Supervisors have long warned that the bloc’s real estate market is at a turning point after a lengthy boom and commercial property was especially vulnerable as a cyclical downturn is exacerbated by changes in office use habits after the pandemic.
The European Systemic Risk Board has now issued a fresh recommendation to national and European Union authorities to monitor risks and get lenders to properly assess collateral while setting aside appropriate provisions.
“The sector is currently vulnerable to cyclical risks related to heightened inflation, a tightening of financial conditions limiting the scope for refinancing existing debt and taking new loans, and the pronounced deterioration in the growth outlook,” the ESRB said in a statement.
Climate-related economic policies such as changing building standards, a shift towards e-commerce and increased demand for flexibility in leaseable office space, are adding to the pressures, the ESRB, chaired by European Central Bank President Christine Lagarde, said.
The recommendations come after the ESRB already sent a warning in September about rising default risks in he commercial real estate.
The worry is that a sharp downturn in the sector could have a systemic impact on the financial system and the broader economy by limiting banks’ lending capacity.
Lending to the sector is occurring at high loan-to-value ratios, which could rise even further if property valuations rise. This would then lead to higher provision and capital requirements, restricting banks’ ability to lend to others, the ESRB said.
An additional concern is related to liquidity mismatches in open-ended real estate investment funds, the ESRB added.
Funds therefore need to better align redemption terms and the liquidity of underlying assets and must assess risks arising from liquidity mismatch and leverage, it added.

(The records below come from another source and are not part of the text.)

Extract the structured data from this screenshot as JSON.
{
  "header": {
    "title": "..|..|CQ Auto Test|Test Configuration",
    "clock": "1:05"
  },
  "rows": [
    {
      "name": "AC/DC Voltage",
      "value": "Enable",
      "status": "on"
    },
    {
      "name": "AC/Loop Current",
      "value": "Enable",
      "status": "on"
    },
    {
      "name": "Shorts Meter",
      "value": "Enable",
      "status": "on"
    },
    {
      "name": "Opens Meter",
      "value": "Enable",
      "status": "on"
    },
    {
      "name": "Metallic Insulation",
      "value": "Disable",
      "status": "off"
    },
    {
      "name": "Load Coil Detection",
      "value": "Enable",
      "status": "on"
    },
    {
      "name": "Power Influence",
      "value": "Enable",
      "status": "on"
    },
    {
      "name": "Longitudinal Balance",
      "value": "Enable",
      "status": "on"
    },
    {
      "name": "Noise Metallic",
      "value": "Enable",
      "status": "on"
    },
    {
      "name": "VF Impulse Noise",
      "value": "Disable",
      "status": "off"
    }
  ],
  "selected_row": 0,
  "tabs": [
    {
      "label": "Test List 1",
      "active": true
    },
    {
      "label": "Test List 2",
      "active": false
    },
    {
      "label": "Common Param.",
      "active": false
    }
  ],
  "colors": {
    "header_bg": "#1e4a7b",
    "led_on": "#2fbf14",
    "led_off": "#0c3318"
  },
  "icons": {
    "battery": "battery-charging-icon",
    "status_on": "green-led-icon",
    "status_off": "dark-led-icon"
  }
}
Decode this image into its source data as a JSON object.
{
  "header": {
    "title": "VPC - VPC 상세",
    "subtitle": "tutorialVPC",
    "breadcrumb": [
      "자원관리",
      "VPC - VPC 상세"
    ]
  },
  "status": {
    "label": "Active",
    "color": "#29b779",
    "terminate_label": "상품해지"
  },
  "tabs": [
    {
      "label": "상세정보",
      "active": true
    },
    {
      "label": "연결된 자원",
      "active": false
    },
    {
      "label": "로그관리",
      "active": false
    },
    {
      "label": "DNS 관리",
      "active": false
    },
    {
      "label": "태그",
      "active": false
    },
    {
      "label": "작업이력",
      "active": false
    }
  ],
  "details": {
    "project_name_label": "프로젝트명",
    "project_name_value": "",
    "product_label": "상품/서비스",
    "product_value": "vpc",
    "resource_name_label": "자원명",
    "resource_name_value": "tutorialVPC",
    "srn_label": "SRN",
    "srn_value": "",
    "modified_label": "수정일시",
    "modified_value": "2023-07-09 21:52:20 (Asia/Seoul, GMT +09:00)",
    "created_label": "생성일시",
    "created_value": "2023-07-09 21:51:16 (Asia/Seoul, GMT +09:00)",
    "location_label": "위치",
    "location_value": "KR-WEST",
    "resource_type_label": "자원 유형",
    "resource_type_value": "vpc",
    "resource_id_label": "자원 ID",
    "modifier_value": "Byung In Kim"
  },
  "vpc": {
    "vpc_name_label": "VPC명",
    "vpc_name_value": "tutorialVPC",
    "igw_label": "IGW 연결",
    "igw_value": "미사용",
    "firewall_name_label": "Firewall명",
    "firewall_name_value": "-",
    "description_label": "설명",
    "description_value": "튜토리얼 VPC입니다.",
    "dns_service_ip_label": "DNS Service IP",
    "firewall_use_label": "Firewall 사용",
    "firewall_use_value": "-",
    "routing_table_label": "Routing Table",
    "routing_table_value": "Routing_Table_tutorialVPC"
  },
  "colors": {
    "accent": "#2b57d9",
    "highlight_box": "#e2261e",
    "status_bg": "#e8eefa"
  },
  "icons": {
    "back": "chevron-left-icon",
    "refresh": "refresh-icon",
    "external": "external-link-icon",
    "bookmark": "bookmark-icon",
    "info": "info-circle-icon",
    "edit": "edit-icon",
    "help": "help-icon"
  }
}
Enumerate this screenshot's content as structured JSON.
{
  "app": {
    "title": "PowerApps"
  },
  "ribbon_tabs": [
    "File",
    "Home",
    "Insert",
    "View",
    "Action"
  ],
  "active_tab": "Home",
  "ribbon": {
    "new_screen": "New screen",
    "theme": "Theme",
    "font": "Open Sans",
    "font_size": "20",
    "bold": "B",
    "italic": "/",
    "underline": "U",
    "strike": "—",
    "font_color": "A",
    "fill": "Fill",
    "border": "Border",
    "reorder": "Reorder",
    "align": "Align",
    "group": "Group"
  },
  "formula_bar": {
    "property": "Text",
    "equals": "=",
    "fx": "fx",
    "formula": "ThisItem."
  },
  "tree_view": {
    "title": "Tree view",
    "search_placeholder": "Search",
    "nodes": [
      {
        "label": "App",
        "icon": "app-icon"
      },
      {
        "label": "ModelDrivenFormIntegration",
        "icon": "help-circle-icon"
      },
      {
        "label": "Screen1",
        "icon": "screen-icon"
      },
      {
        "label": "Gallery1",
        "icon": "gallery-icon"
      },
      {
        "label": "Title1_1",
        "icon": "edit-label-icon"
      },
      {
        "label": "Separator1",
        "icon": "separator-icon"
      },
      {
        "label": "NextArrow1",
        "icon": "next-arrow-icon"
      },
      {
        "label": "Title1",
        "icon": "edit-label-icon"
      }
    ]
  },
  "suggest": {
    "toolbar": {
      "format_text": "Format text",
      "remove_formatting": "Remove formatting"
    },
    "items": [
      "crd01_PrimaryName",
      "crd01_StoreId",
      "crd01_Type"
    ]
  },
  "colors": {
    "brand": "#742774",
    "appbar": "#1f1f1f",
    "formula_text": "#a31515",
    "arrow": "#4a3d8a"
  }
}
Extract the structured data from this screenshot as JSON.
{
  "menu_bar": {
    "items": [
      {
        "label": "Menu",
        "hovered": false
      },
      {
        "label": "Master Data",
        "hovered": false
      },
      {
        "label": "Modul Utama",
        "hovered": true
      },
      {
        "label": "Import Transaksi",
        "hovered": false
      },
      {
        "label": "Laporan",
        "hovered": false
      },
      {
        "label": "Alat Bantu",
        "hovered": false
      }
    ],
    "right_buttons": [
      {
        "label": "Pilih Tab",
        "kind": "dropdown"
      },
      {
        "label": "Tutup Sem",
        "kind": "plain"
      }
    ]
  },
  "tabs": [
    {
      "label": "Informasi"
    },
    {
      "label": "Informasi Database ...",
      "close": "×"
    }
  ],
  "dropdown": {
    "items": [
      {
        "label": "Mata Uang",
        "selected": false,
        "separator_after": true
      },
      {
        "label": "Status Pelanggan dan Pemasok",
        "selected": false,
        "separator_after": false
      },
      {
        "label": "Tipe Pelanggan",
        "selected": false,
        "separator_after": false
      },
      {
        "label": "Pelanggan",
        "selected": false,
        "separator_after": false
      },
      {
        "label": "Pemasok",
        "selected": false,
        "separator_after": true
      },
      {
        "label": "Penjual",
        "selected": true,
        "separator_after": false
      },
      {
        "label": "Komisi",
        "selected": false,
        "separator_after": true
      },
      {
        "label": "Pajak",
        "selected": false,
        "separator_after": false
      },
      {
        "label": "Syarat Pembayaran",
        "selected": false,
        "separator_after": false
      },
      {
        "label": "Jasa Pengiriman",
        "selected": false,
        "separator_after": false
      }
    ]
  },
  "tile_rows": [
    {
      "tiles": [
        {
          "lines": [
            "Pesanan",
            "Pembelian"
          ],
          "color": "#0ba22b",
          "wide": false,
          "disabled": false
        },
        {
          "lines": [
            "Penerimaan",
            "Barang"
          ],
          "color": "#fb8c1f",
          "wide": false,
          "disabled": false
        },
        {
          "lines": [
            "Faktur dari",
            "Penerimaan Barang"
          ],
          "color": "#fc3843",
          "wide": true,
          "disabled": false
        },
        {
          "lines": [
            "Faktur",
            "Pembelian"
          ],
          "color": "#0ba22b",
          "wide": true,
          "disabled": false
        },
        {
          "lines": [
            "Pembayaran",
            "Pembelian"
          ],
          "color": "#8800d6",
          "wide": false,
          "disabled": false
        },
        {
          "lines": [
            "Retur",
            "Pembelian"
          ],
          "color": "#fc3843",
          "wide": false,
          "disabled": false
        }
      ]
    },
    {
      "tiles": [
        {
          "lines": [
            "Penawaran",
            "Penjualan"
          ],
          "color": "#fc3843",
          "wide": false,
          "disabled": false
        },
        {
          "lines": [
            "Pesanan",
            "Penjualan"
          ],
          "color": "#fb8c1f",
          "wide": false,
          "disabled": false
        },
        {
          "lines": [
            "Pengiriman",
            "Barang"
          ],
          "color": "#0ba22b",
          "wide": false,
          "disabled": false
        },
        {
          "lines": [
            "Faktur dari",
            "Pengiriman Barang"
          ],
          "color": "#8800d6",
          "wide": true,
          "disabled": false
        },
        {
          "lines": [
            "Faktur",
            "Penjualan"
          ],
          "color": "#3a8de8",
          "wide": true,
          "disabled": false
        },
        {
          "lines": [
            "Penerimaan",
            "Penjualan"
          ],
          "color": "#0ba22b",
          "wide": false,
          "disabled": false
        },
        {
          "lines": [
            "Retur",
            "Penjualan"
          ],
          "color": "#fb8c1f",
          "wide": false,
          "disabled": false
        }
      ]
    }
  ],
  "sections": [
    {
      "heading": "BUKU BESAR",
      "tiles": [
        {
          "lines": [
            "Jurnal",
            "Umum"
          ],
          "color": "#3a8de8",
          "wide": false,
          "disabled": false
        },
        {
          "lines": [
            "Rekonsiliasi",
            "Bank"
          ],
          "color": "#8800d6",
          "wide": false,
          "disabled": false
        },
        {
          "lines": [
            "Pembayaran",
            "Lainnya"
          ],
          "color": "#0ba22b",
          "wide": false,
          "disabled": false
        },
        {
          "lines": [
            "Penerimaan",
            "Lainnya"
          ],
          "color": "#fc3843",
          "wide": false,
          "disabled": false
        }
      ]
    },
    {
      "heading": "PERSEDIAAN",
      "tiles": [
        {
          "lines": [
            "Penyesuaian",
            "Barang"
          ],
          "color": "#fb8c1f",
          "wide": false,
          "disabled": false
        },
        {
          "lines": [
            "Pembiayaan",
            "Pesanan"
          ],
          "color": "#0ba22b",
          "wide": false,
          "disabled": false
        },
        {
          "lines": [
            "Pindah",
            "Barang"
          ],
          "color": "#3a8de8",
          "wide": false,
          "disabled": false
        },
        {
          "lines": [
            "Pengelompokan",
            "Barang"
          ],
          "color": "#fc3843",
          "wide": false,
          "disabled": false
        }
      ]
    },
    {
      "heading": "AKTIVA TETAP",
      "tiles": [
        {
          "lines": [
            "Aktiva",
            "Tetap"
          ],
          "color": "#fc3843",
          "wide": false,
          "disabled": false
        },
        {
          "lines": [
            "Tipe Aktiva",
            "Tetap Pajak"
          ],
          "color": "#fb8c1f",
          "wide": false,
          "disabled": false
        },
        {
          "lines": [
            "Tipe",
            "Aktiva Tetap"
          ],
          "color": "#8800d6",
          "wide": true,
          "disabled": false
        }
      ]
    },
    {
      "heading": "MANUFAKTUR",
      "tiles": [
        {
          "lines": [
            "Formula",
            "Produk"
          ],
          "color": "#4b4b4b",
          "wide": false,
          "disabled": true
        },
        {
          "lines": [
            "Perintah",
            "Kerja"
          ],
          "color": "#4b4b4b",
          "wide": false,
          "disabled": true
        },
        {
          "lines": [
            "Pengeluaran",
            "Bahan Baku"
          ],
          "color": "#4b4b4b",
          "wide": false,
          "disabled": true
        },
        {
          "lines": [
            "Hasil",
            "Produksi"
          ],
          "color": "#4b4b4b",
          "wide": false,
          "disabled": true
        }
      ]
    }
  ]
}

Reporting by Balazs Koranyi; Editing by Emelia Sithole-Matarise
Our Standards: The Thomson Reuters Trust Principles.